Mutin might look like any other 2-year-old Belgian Malinois when he plays with his yellow ball.

Mutin might look like any other 2-year-old Belgian Malinois when he plays with his yellow ball.

But criminals won't want to be anywhere near the police dog when his handler, Pataskala police officer Alex Colles, gives the signal to apprehend a suspect.

"He's like a 90-pound monster," Colles said last week after demonstrating the power of Mutin's bite.

"His bite has 800 times the force of a human," said Randy Morton, one of the police division's other K-9 handlers. "He could snap an arm bone."

Mutin was delivered to the department in May, and he and Colles trained together until Mutin's first official day of work June 24.

"He was on the street for 53 minutes before he made his first felony apprehension," Chief Bruce Brooks said. "I don't know if it gets much better than that."

Officer Greg Dearth said police responded to a call about the theft of prescription pills from a home in the 500 block of Jefferson Street.

When officers arrived, the suspected thief ran.

Colles said Mutin was responding to a command to apprehend the man when he abruptly surrendered.

Mutin responded to Colles' command to stop.

Mutin was trained by Teus Tijsseling of Sculpadog, a breeding company based in Stadskanaal, a city in the Netherlands.

Colles said much of the training allowed him to understand all that Mutin knows and how to direct the dog using the commands.

"They worked extremely well together," Morton said. "All the pieces fit together. Alex is a good handler and I'm excited because the two as a team already have shown success.
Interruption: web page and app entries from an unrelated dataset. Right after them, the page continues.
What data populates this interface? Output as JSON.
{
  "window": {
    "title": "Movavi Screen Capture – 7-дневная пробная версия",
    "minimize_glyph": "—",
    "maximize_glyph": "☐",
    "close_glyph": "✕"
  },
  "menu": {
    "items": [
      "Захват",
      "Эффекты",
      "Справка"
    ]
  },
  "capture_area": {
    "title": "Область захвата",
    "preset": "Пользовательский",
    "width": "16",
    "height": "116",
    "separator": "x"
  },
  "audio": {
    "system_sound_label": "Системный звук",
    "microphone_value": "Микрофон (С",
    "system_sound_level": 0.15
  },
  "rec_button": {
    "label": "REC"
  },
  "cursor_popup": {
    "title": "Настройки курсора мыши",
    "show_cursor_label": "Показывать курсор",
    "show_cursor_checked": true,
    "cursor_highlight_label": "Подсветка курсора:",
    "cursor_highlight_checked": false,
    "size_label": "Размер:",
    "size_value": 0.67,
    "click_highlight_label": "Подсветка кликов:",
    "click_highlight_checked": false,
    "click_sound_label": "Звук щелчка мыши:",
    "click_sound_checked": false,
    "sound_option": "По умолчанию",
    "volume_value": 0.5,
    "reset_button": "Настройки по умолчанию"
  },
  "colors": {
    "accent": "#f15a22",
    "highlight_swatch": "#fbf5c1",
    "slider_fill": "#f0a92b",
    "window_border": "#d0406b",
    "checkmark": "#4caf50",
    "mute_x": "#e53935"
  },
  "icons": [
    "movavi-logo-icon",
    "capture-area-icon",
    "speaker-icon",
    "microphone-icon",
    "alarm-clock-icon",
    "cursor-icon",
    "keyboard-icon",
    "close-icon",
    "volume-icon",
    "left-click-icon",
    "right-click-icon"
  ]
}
I think they will have a great career."

Colles seemed like a natural to step into the division's K-9 program because he has owned and trained dogs.

"I grew up around dogs and every dog I've owned I've taken the time to train them properly," he said.

Colles said he owns three large dogs, a Siberian husky, a Labrador retriever and a boxer-Shar-Pei mix, and police dogs typically live with their handlers.

He said Mutin has had no issues living with three canine companions.

Colles said he was up for the new challenge of becoming a K-9 handler and he is "astonished at what the dog can do."

"Once I grasped how (handling) works, we built a bond," he said.

Colles said he and Mutin would continue to train a minimum of 16 hours per month while working together, and he is committed to working and keeping Mutin.

"I feel I'm lucky to have the opportunity," Colles said.

The police division plans to retire its 9-year-old dogs, Nero and Junior, this year.

Nero and Junior are handled by Morton and Mike Reitz, respectively.

Mutin was purchased, trained and equipped with money from local donations. Residents initially donated $8,000, which was matched by Ann and Andy Walther for a total of $16,000.

Morton said the city ended up receiving more than $20,000 in donations.

He said the city equipped a second police cruiser for a K-9 unit by trading cruiser parts to Johnstown for parts from a Johnstown Police Department K-9 cruiser.

Morton said one of the Johnstown police dogs retired and the department needed to return the cruiser to regular service.

He said Pataskala paid an estimated $1,500 to upgrade its cruiser with the new parts and nearly $900 to purchase equipment for Colles.

Mutin cost approximately $8,000, which means the city spent a little more than $10,000 to acquire, train and equip the new K-9 unit.

Morton said enough money is left in the fund for a second new dog and corresponding equipment.

The city would not have to equip a second cruiser for a K-9 unit because the department already has one vehicle being used by the retiring K-9s.

Morton said city leaders hope to acquire the second new police dog early in 2016.